Earlier, we have discussed most of the important considerations and points required for the PCB design in previous article. Now let us have a look at some points which have importance for the layout design like the schematic diagram, artwork, polyester filming and layout printing. These mentioned steps are involved before actual layout design. We will discuss them first and then the PCB design steps.
A schematic diagram is a graphical representation of interconnects of various electronic, electrical components of an equipment. The schematic is the first step in an electronic circuit design, because it displays and identifies the devices or components required that make up the equipment.
The schematic diagram shows various components by means of symbols which are so arranged that they show the working of the circuit in a appropriate way. The symbols of components are usually governed by various standards.
The components and connections in the PCB layout are derived from the circuit diagram, and physically place and routed by the designer to get the best results in terms of the board size and its manufacturing ability. The final physical form of the circuit and labeling details are finalized as the layout is completed which is defined by the PCB layout. The artwork process consists of routing for proper connections of signals.
The polyester film is used as a printing material for the PCB layout. The designed artwork is printed on the film. It is very important to use a film with appropriate thickness i.e. if a very thick film is used then it can lead to slight distortion in the layout to be printed.
The printing device consists of laser printers, pen plotters, manual markers, inkjet printers. But Pen plotters and manual markers are not used now, as these were traditional methods, the biggest disadvantage of using pen plotters and manual markers is that they consume lot of time, which is improper and inappropriate for mass production in any industry. It may lead to drastic financial losses.
Now, let’s get on with the traditional method of PCB design, one by one.
Smooth the edges of the copper clad using a sandpaper or carborundum which may be wrapped around a small piece of soft wood. The copper clad surface has to be cleaned using soft cleansers and scrubs in order for resist to adhere to it properly. After cleaning do not touch the copper surface with bare fingers.
Now, the clad is ready for receiving the design pattern. Before imprinting on the clad we need to print the pattern to a piece of plain paper. As we can see in the figure below that we get a printed layout on the paper. Even we can draw the layout using a marker on a piece of paper as shown below.
Now you can use this same sheet as a “carrier” for a small piece of the transfer film i.e. polyester film.
Cut out a piece of film that is slightly larger than the printed image layout. Need to press and lay this down carefully over the printed page with the dull (emulsion) side facing up. Without bare fingers press the film down gently with a clean sheet of paper for a good adhesion.
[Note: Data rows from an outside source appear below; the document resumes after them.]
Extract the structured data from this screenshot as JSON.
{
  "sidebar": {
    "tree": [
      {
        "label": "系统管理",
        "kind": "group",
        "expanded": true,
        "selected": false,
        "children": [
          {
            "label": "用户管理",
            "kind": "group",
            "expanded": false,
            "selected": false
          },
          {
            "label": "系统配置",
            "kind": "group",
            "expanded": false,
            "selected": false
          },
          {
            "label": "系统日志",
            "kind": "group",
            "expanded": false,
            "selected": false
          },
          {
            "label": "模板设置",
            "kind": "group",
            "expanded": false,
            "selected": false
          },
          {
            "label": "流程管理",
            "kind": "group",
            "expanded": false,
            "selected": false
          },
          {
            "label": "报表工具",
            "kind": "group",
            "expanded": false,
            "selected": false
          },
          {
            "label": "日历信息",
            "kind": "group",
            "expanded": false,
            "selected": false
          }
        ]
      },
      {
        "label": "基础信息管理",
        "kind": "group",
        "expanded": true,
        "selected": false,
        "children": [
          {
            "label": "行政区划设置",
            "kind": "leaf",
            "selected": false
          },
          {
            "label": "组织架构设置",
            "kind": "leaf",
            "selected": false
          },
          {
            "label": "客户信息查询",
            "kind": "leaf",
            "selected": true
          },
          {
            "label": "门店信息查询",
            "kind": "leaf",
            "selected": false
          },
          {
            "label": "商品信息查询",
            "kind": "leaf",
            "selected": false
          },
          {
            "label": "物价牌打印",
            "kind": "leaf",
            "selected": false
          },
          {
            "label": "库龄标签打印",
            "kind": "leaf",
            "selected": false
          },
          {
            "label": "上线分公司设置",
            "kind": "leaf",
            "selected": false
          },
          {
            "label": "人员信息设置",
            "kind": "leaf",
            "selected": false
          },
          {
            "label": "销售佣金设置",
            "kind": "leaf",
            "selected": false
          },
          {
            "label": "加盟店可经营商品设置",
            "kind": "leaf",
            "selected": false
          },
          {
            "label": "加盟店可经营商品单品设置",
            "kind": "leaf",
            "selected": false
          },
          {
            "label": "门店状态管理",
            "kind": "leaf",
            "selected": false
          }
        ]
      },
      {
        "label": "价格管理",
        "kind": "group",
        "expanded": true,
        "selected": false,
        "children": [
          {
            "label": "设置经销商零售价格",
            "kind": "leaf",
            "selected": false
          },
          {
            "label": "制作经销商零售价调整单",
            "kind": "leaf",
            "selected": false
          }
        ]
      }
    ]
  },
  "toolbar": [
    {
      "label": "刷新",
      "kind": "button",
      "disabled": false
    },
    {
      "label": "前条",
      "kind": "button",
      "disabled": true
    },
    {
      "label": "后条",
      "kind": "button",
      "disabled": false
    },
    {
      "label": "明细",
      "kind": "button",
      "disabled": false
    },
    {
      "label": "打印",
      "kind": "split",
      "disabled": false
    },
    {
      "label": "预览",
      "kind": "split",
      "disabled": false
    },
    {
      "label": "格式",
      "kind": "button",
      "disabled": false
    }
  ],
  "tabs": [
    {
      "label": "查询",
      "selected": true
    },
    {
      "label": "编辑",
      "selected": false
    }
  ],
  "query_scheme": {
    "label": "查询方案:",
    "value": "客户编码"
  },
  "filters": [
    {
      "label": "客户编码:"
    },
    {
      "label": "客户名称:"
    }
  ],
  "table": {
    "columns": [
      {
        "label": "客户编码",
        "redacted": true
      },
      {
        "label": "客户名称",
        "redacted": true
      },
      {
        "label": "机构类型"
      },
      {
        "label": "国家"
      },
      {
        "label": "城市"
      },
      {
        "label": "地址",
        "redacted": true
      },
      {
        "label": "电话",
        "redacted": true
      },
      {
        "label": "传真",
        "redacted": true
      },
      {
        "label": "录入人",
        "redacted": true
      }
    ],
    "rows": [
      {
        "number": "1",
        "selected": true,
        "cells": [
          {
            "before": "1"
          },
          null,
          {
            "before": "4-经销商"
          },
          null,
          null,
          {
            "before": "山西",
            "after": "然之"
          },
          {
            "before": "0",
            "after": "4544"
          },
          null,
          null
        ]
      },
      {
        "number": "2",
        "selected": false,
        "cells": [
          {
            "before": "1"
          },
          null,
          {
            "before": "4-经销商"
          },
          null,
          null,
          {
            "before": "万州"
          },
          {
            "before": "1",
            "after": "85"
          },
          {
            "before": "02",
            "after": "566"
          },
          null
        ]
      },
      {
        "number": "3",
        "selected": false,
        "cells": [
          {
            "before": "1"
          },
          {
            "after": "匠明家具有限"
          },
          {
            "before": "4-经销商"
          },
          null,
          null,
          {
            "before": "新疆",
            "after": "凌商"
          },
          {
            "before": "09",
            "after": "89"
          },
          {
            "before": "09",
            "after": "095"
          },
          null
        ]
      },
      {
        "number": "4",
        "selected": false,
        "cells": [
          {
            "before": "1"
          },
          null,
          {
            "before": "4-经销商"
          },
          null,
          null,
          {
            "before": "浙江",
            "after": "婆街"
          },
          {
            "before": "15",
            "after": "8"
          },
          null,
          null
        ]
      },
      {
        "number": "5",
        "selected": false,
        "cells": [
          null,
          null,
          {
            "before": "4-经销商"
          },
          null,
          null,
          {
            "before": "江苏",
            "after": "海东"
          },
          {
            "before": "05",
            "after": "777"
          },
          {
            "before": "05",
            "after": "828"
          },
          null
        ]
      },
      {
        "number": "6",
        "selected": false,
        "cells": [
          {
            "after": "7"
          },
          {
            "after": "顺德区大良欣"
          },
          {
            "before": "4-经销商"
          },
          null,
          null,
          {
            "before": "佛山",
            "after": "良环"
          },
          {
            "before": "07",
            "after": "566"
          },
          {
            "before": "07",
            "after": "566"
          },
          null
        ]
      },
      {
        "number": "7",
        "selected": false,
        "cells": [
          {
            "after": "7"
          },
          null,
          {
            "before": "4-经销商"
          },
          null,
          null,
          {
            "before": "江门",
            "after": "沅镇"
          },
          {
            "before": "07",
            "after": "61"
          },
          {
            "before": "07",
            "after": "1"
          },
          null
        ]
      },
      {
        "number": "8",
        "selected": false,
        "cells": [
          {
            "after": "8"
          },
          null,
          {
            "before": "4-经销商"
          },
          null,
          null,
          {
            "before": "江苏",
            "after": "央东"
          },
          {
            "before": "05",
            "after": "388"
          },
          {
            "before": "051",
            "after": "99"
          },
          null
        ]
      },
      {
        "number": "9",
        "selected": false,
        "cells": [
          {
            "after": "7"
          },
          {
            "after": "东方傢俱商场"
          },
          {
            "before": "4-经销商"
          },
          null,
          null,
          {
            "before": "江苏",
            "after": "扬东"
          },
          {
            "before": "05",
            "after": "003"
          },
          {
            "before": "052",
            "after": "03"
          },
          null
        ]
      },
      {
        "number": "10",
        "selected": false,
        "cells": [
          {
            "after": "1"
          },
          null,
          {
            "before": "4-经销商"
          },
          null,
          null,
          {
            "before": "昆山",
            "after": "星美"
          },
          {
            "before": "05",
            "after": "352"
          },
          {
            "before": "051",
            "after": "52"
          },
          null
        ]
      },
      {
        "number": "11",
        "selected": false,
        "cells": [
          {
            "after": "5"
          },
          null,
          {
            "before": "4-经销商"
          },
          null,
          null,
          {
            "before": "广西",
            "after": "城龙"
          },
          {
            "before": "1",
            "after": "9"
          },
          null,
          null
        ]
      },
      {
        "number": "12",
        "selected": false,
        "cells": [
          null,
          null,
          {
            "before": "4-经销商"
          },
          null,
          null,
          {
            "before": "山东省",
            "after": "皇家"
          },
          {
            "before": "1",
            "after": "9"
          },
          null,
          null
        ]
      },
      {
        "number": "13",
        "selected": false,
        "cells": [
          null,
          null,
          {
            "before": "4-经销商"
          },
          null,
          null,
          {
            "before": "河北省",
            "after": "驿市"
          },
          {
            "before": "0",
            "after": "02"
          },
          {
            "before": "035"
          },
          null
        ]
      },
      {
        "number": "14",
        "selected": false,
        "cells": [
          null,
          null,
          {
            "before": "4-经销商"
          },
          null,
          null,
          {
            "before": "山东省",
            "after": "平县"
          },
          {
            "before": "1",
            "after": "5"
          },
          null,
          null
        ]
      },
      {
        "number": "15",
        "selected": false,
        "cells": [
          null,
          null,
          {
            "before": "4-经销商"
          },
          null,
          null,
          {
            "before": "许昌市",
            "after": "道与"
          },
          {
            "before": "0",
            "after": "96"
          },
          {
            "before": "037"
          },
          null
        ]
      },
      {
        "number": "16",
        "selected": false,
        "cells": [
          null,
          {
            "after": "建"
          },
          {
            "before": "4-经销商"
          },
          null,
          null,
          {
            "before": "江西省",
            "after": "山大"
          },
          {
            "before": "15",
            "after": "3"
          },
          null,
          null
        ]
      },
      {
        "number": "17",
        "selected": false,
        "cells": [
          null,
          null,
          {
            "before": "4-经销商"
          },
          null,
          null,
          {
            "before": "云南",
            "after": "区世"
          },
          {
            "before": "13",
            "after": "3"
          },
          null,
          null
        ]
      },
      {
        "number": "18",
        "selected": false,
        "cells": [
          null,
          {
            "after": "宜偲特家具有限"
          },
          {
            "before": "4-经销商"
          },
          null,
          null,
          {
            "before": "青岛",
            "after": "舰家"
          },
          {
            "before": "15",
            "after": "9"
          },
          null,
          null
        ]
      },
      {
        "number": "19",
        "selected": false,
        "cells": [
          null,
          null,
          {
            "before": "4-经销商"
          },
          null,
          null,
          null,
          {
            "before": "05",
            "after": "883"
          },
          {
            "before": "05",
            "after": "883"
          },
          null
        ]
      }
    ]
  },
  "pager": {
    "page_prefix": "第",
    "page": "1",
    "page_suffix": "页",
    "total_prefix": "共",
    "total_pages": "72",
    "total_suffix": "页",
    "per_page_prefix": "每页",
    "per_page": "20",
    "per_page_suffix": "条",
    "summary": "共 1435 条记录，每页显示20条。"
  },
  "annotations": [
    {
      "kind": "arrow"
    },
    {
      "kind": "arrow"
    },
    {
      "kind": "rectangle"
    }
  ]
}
Now be ready to print for real. Load the sheet into the printer paper and print it. If everything is right, we have a toner transfer. Gently lift the transfer off the carrier sheet and carefully peel away the tape.
Next step is ironing so use a wooden board which sets a hard base below the clad. Set the temperature control of the iron. Use a piece of plain paper between the toner transfer and the iron it for reducing the friction of the clad. Slowly, back and forth, and it doesn’t take much pressure. Small boards don’t usually need more than 90 seconds.
Quench the board under cold running water to bring it back to room temperature, and peel the film away gently. If pattern didn’t come out well then we need to remove the pattern by rubbing with a acetone and do the transfer again. As shown in figure we get the printed copper clad.
Replace any missing toner on the board with ink from a permanent black marker. Now we need the ink to dry for a few hours.
Once you have the pattern defined on copper, the board is ready to etch. Lay the board in the tray and pour in enough Ferric Chloride to just cover it. Slightly shake the tank after few minutes, and pull out the board periodically to check the etching progress.
When the board is fully etched, rinse it thoroughly in running cold water. Strip the resist with acetone. The board is ready to drill.